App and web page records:

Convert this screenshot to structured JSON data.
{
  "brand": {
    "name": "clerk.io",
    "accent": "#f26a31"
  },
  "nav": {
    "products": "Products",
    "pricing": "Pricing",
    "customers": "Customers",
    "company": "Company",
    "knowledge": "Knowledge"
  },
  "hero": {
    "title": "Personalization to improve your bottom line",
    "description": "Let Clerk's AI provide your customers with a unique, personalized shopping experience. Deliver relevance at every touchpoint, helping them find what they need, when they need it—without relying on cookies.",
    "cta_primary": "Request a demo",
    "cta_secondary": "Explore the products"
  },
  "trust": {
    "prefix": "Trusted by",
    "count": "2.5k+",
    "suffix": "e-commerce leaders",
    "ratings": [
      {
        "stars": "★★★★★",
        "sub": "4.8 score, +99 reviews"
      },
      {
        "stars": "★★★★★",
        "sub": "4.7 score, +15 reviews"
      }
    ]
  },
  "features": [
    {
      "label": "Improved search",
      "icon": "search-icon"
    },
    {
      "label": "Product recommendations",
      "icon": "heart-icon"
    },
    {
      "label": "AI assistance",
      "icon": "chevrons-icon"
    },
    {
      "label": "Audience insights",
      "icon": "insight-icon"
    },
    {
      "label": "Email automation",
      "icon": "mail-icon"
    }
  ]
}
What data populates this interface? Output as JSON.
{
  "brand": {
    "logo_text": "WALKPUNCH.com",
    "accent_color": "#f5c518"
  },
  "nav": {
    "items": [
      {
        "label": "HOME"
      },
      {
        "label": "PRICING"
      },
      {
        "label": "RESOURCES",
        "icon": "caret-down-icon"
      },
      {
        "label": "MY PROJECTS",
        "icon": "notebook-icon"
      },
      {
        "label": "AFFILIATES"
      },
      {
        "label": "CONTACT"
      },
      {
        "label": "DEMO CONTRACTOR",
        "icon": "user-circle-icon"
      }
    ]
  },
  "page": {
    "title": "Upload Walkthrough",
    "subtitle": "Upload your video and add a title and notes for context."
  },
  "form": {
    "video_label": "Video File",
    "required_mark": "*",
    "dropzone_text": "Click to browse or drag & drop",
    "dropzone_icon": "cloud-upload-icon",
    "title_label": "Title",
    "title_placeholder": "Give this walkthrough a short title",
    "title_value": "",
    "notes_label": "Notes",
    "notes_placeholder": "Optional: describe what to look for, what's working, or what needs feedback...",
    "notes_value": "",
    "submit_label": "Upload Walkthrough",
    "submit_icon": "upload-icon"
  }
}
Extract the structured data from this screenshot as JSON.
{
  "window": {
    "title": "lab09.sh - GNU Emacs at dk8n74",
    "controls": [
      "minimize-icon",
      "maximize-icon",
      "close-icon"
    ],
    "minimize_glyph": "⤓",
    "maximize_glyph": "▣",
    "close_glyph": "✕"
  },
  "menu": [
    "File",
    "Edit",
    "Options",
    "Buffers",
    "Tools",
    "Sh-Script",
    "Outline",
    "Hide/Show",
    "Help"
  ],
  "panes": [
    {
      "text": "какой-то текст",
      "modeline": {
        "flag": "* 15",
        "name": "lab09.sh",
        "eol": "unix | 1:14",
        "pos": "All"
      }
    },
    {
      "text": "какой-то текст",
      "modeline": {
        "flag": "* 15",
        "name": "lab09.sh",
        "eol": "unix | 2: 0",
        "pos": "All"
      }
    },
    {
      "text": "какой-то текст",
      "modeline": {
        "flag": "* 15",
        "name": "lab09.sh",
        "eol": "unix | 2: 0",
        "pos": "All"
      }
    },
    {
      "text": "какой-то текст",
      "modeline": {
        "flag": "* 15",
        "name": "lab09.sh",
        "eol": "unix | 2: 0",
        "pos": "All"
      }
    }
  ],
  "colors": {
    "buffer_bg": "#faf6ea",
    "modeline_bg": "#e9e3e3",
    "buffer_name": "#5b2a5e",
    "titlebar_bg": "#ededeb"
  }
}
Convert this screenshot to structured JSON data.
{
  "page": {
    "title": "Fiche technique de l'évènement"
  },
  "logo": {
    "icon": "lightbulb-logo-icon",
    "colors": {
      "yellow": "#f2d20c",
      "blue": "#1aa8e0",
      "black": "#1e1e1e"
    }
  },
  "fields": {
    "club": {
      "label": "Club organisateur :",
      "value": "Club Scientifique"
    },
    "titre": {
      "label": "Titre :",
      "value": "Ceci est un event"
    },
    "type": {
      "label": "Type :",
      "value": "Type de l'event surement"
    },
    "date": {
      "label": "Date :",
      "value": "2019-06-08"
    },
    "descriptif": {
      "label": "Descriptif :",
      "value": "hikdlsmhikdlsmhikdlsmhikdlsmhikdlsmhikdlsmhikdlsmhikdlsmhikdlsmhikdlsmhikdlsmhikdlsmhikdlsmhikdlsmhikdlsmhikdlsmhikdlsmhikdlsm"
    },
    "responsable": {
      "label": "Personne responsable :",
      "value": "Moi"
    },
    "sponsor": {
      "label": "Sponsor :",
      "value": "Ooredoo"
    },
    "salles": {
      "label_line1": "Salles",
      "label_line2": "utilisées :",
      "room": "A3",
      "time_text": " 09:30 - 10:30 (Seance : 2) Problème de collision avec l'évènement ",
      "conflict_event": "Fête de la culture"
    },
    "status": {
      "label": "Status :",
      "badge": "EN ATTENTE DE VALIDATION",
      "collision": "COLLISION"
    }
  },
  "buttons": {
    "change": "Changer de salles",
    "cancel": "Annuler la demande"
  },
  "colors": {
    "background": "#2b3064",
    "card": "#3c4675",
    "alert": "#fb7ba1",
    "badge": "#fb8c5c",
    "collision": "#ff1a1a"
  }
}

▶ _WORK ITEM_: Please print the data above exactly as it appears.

▶ _FINISHED TASK_:
Convert this screenshot to structured JSON data.
{
  "brand": {
    "name": "clerk.io",
    "accent": "#f26a31"
  },
  "nav": {
    "products": "Products",
    "pricing": "Pricing",
    "customers": "Customers",
    "company": "Company",
    "knowledge": "Knowledge"
  },
  "hero": {
    "title": "Personalization to improve your bottom line",
    "description": "Let Clerk's AI provide your customers with a unique, personalized shopping experience. Deliver relevance at every touchpoint, helping them find what they need, when they need it—without relying on cookies.",
    "cta_primary": "Request a demo",
    "cta_secondary": "Explore the products"
  },
  "trust": {
    "prefix": "Trusted by",
    "count": "2.5k+",
    "suffix": "e-commerce leaders",
    "ratings": [
      {
        "stars": "★★★★★",
        "sub": "4.8 score, +99 reviews"
      },
      {
        "stars": "★★★★★",
        "sub": "4.7 score, +15 reviews"
      }
    ]
  },
  "features": [
    {
      "label": "Improved search",
      "icon": "search-icon"
    },
    {
      "label": "Product recommendations",
      "icon": "heart-icon"
    },
    {
      "label": "AI assistance",
      "icon": "chevrons-icon"
    },
    {
      "label": "Audience insights",
      "icon": "insight-icon"
    },
    {
      "label": "Email automation",
      "icon": "mail-icon"
    }
  ]
}
What data populates this interface? Output as JSON.
{
  "brand": {
    "logo_text": "WALKPUNCH.com",
    "accent_color": "#f5c518"
  },
  "nav": {
    "items": [
      {
        "label": "HOME"
      },
      {
        "label": "PRICING"
      },
      {
        "label": "RESOURCES",
        "icon": "caret-down-icon"
      },
      {
        "label": "MY PROJECTS",
        "icon": "notebook-icon"
      },
      {
        "label": "AFFILIATES"
      },
      {
        "label": "CONTACT"
      },
      {
        "label": "DEMO CONTRACTOR",
        "icon": "user-circle-icon"
      }
    ]
  },
  "page": {
    "title": "Upload Walkthrough",
    "subtitle": "Upload your video and add a title and notes for context."
  },
  "form": {
    "video_label": "Video File",
    "required_mark": "*",
    "dropzone_text": "Click to browse or drag & drop",
    "dropzone_icon": "cloud-upload-icon",
    "title_label": "Title",
    "title_placeholder": "Give this walkthrough a short title",
    "title_value": "",
    "notes_label": "Notes",
    "notes_placeholder": "Optional: describe what to look for, what's working, or what needs feedback...",
    "notes_value": "",
    "submit_label": "Upload Walkthrough",
    "submit_icon": "upload-icon"
  }
}
Extract the structured data from this screenshot as JSON.
{
  "window": {
    "title": "lab09.sh - GNU Emacs at dk8n74",
    "controls": [
      "minimize-icon",
      "maximize-icon",
      "close-icon"
    ],
    "minimize_glyph": "⤓",
    "maximize_glyph": "▣",
    "close_glyph": "✕"
  },
  "menu": [
    "File",
    "Edit",
    "Options",
    "Buffers",
    "Tools",
    "Sh-Script",
    "Outline",
    "Hide/Show",
    "Help"
  ],
  "panes": [
    {
      "text": "какой-то текст",
      "modeline": {
        "flag": "* 15",
        "name": "lab09.sh",
        "eol": "unix | 1:14",
        "pos": "All"
      }
    },
    {
      "text": "какой-то текст",
      "modeline": {
        "flag": "* 15",
        "name": "lab09.sh",
        "eol": "unix | 2: 0",
        "pos": "All"
      }
    },
    {
      "text": "какой-то текст",
      "modeline": {
        "flag": "* 15",
        "name": "lab09.sh",
        "eol": "unix | 2: 0",
        "pos": "All"
      }
    },
    {
      "text": "какой-то текст",
      "modeline": {
        "flag": "* 15",
        "name": "lab09.sh",
        "eol": "unix | 2: 0",
        "pos": "All"
      }
    }
  ],
  "colors": {
    "buffer_bg": "#faf6ea",
    "modeline_bg": "#e9e3e3",
    "buffer_name": "#5b2a5e",
    "titlebar_bg": "#ededeb"
  }
}
Convert this screenshot to structured JSON data.
{
  "page": {
    "title": "Fiche technique de l'évènement"
  },
  "logo": {
    "icon": "lightbulb-logo-icon",
    "colors": {
      "yellow": "#f2d20c",
      "blue": "#1aa8e0",
      "black": "#1e1e1e"
    }
  },
  "fields": {
    "club": {
      "label": "Club organisateur :",
      "value": "Club Scientifique"
    },
    "titre": {
      "label": "Titre :",
      "value": "Ceci est un event"
    },
    "type": {
      "label": "Type :",
      "value": "Type de l'event surement"
    },
    "date": {
      "label": "Date :",
      "value": "2019-06-08"
    },
    "descriptif": {
      "label": "Descriptif :",
      "value": "hikdlsmhikdlsmhikdlsmhikdlsmhikdlsmhikdlsmhikdlsmhikdlsmhikdlsmhikdlsmhikdlsmhikdlsmhikdlsmhikdlsmhikdlsmhikdlsmhikdlsmhikdlsm"
    },
    "responsable": {
      "label": "Personne responsable :",
      "value": "Moi"
    },
    "sponsor": {
      "label": "Sponsor :",
      "value": "Ooredoo"
    },
    "salles": {
      "label_line1": "Salles",
      "label_line2": "utilisées :",
      "room": "A3",
      "time_text": " 09:30 - 10:30 (Seance : 2) Problème de collision avec l'évènement ",
      "conflict_event": "Fête de la culture"
    },
    "status": {
      "label": "Status :",
      "badge": "EN ATTENTE DE VALIDATION",
      "collision": "COLLISION"
    }
  },
  "buttons": {
    "change": "Changer de salles",
    "cancel": "Annuler la demande"
  },
  "colors": {
    "background": "#2b3064",
    "card": "#3c4675",
    "alert": "#fb7ba1",
    "badge": "#fb8c5c",
    "collision": "#ff1a1a"
  }
}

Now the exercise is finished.